“Accept Christ as your personal Savior and you will have eternal life.” Nowhere in the Bible do we find this terminology, and its meaning is unclear. How does one accept Christ as His personal Savior? Does praying a prayer do this? Inviting Him in? Believing in Him for eternal life? Though this appeal is unclear, it doesn’t deny substitutionary atonement or justification by faith alone. It therefore shouldn’t be classified as heretical.
Sometimes it is difficult to distinguish between heresy and ambiguity. Consider the phrase “To have eternal life you must commit your life to Christ.” The word commit is the problem here because it has two meanings. One is to promise to do something for another. The other is to entrust something to someone else’s care—as when you commit your money to a bank.

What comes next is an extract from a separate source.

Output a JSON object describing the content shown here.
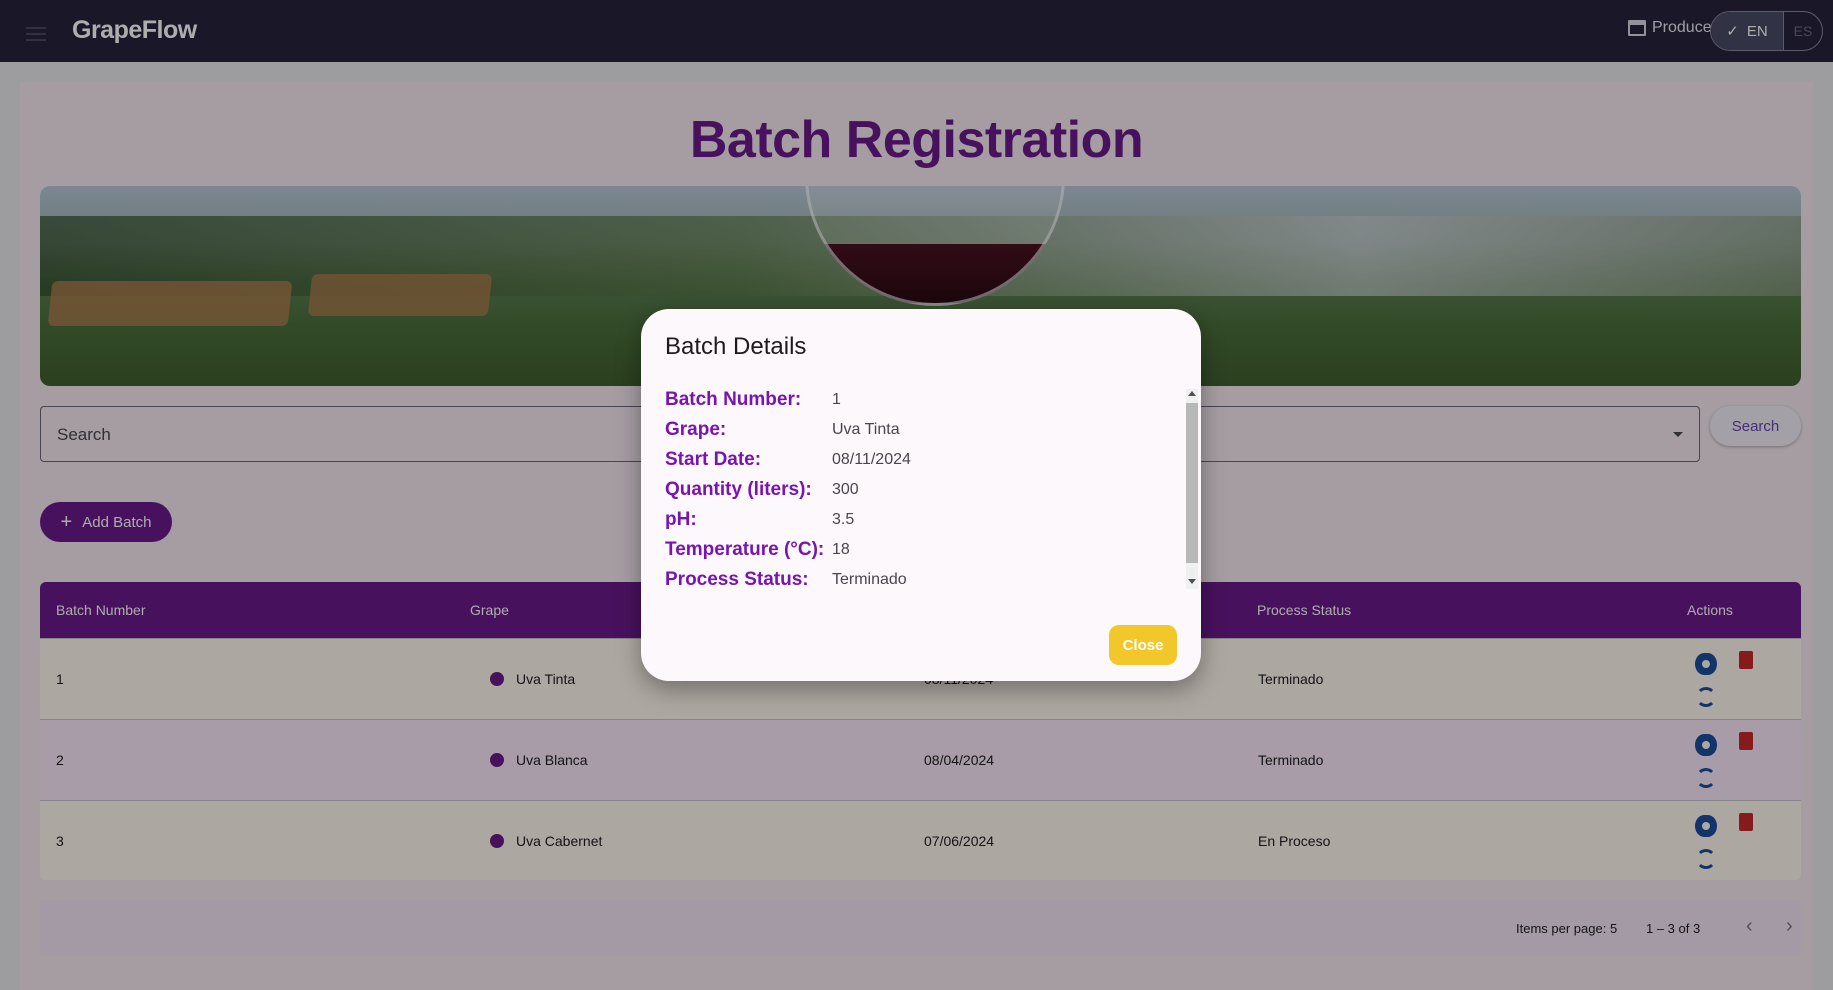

If the person making the statement means that committing your life to Christ refers to promising to serve Him, then his statement is heretical. Promising to serve God is not a condition of eternal life. If instead he means that we must entrust our eternal destiny to Christ, then his statement is fuzzy.
Gospel-Related Test Cases:
Heretical or Ambiguous?
Now I’ll give some examples and you decide whether they are heretical or merely ambiguous. For my answers, see the footnote at the end of the article.1
- You can’t believe in Jesus as your Savior without also wholeheartedly submitting yourself to Him as Lord of your life.
- If you invite Jesus into your heart, you’ll go to heaven.
- Pray to receive Christ and you’ll be born again.
- To gain eternal life you must merely repent and believe in Jesus Christ.
- After you believe in Jesus, you need to put your personal trust in Him in order to be born again.
- To be saved you must accept Christ as your Lord and Savior.
- True faith has three components: intellectual (believing facts), emotional (feelings that come from that intellectual belief), and volitional (a willful decision to respond to Jesus).
- Mere intellectual belief is not saving faith.
- Self-denial is necessary before one can be born again.
- Unless you confess Christ publicly, you cannot be saved.
Why This Distinction Is Important
First, Free Grace people sometimes unwittingly use language that is unclear when presenting the gospel. Clarity in evangelistic encounters is crucial because from a human perspective, the listener’s life is hanging in the balance. (Of course, God might send someone else to clear up the confusion.) Thus we should realize that avoiding heresy isn’t enough. We must also strive to avoid even small amounts of fuzziness.
Second, it is important to make this distinction to avoid making a terrible mistake. It is dangerous indeed to conclude that someone is a heretic because of occasional ambiguity. Even Free Grace people sometimes make slips of the tongue. Old habits die hard.
Third, if we decide to confront someone, we must do so accurately. Use the example set by Paul who reserved his scathing rebukes for heretics, not those who were unclear.
Fourth, in a church context, membership gives you the right to confront. If you hear a heretical message while visiting a church, it is not your place to confront the pastor, for he is probably preaching his church’s doctrinal position. But if you are a member of a church and the pastor says something heretical, then by all means lovingly bring this to his attention.
Finally, this distinction is important because it reminds us to be gracious if we do confront.
By the way, Campus Crusade hired me in spite of my theological faux pas. I now realize that much of what I taught in the first six years of my ministry was fuzzy. Hopefully that makes me a bit more tolerant of others. Thankfully I became clearer over time. So can others.
1The following are fuzzy in my opinion: 2 and 3. Clearly heretical are 1, 8, and 10. I consider 5 to be fuzzy, though many Free Grace people would consider it clear. I always shudder when someone says that believing in Jesus is not enough to be born again. Numbers 4, 6, 7, and 9 are either fuzzy or heretical, depending by what is meant by “repent,” “accepting Christ as Lord,” “emotional and volitional,” and “self-denial.”